Sitting with Iona, talking about her life and writing things down I was mostly quiet, especially when Iona told me that her mother had died. I was struck, and so sad. The revelation took me by surprise and I didn’t know what to say. I would know now, maybe, almost 30 years later, having slowly acquired some social skills. But that day, that moment, I just watched her face, her eyes looking down, listening to the tone of her voice as she said the words.
I don’t know how long we sat there, but at some point Iona said that she and Melvin had to go; they were expected at home. Gwen and Lily and I collected our things and walked with them down to the corner. On the way, down a long set of wide concrete stairs, Iona sang “Rockin’ Robin.” I knew that song too and sang along.
Rockin’ in the treetops all day long
Hoppin’ and a-boppin’ and a-singin’ his song
All the little birdies on Jaybird Street, love to hear the Robin go tweet tweet tweet
Rockin’ Robin, tweet, twiddly-deet, Rockin’ Robin…
Gwen took a picture of me and Lily with Iona and Melvin in the middle, and someone took a few pictures of Iona by herself. And then we said goodbye and went on our separate ways.
“The honest expression of experience is always strange,” said Zadie Smith. I’m sure it will sound weird if I say that every time I’ve thought of Iona since that day, I’ve missed her, like I missed that younger sister I never had. Too bad we couldn’t have met as neighbors or something, and maybe I’d help her with her homework once in awhile, if she was working on it on her front steps, or we’d go to the park and do her obstacle courses, and sing songs. If she didn’t have a mother, and I didn’t have a sister, then maybe, in that alternate reality, we could have kept each other.
I still have a few pictures from that day. At some point, shortly after saying goodbye to Iona and Melvin, Gwen opened the camera by accident and the pictures of them got over exposed. There are two dream-like portraits of Iona, one where she must be in the middle of a monologue, and another in a reverie, with her scarf blowing like the Little Prince on his asteroid.

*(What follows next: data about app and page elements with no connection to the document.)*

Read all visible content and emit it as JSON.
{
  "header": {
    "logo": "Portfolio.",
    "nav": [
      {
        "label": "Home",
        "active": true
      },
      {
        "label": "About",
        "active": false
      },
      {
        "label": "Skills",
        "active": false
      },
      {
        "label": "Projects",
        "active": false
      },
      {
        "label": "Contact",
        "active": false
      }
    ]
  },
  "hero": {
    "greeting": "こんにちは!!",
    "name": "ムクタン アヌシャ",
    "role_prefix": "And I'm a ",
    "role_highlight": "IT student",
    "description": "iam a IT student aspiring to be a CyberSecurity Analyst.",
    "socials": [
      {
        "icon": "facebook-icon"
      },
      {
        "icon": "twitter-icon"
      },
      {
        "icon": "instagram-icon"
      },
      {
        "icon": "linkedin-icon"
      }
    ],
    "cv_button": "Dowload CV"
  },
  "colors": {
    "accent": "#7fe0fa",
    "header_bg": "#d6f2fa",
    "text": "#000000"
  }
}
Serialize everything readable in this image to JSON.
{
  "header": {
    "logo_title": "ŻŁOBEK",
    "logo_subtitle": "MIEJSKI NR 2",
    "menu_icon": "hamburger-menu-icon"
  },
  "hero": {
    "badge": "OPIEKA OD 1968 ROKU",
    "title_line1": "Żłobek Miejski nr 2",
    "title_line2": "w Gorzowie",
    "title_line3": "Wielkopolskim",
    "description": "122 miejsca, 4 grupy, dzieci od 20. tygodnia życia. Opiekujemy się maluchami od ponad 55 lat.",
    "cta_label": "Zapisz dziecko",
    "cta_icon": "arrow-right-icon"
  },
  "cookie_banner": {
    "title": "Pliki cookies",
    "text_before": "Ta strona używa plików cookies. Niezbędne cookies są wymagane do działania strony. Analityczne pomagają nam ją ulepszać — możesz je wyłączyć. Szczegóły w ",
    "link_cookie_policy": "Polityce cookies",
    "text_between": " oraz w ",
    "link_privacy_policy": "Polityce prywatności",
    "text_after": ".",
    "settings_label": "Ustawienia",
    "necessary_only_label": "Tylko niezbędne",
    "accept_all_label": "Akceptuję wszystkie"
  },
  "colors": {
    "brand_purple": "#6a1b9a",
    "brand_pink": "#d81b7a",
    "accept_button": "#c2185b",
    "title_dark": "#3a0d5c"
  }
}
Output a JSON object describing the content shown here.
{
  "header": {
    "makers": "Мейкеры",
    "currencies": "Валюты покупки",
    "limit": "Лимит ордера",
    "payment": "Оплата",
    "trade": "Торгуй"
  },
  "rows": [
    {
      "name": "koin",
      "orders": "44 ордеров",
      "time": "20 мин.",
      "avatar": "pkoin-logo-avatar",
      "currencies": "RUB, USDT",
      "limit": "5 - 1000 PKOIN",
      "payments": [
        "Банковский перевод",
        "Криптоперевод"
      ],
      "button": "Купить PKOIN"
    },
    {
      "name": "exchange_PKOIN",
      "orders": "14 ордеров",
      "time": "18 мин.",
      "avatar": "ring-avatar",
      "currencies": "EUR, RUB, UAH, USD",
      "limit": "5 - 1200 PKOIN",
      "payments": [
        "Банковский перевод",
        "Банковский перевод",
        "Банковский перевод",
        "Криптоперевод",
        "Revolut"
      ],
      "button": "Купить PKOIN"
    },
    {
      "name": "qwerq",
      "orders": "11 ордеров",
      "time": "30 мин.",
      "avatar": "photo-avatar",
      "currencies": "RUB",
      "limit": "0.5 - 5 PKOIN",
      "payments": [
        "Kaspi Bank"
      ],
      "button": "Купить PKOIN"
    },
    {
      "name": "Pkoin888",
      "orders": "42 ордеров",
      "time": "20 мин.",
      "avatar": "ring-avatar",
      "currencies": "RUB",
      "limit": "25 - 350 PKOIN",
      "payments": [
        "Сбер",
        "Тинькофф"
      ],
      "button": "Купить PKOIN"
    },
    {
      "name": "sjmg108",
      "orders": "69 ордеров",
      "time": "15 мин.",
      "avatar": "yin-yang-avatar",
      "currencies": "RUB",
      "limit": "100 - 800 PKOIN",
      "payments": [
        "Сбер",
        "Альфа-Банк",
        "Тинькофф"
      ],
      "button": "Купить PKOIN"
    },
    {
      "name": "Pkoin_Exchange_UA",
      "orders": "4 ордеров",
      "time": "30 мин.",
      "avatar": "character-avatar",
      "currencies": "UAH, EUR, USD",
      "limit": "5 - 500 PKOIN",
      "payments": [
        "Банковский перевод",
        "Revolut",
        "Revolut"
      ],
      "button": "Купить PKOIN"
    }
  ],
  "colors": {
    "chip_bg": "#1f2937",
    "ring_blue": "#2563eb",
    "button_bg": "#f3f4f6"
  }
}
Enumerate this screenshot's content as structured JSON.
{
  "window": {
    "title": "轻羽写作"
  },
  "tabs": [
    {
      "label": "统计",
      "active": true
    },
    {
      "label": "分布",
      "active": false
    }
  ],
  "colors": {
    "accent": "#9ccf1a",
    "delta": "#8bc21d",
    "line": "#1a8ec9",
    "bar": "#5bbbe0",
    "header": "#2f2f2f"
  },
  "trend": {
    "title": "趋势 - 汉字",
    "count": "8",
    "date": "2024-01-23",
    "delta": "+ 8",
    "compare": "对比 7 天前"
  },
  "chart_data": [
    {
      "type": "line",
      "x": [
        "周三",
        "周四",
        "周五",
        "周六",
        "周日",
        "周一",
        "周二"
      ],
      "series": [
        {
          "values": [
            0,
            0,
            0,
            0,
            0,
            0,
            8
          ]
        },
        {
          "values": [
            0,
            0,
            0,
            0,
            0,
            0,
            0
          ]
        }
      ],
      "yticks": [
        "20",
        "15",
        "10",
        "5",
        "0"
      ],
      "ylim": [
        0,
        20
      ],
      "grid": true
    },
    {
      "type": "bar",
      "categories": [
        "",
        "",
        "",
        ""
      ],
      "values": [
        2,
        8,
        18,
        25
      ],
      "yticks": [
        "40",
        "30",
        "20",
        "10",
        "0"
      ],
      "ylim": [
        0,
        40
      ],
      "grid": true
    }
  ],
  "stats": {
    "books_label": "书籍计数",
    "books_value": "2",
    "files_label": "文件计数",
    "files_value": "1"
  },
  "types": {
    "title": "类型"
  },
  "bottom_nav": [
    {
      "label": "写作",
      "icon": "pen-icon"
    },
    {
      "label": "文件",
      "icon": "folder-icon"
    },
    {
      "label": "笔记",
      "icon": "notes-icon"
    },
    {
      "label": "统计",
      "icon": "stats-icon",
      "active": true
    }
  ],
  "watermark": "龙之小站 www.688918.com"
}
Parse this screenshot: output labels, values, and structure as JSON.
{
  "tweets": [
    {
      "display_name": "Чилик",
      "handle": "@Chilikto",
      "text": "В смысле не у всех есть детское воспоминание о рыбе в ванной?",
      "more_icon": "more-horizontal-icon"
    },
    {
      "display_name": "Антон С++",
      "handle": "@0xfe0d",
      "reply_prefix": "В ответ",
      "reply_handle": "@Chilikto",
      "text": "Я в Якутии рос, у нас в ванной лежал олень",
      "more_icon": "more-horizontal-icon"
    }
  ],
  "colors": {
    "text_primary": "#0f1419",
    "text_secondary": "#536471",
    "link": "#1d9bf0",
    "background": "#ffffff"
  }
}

Somewhere out there, in the real world, I hope, Iona is alive and well, and almost 40, and Melvin is 36 or so. I hope they are happy.
Jenny Jaeckel is the author of House of Rougeaux, recently published and available in print and audio.
Publishers Weekly called House of Rougeaux a “rich tapestry of a novel” in their starred review.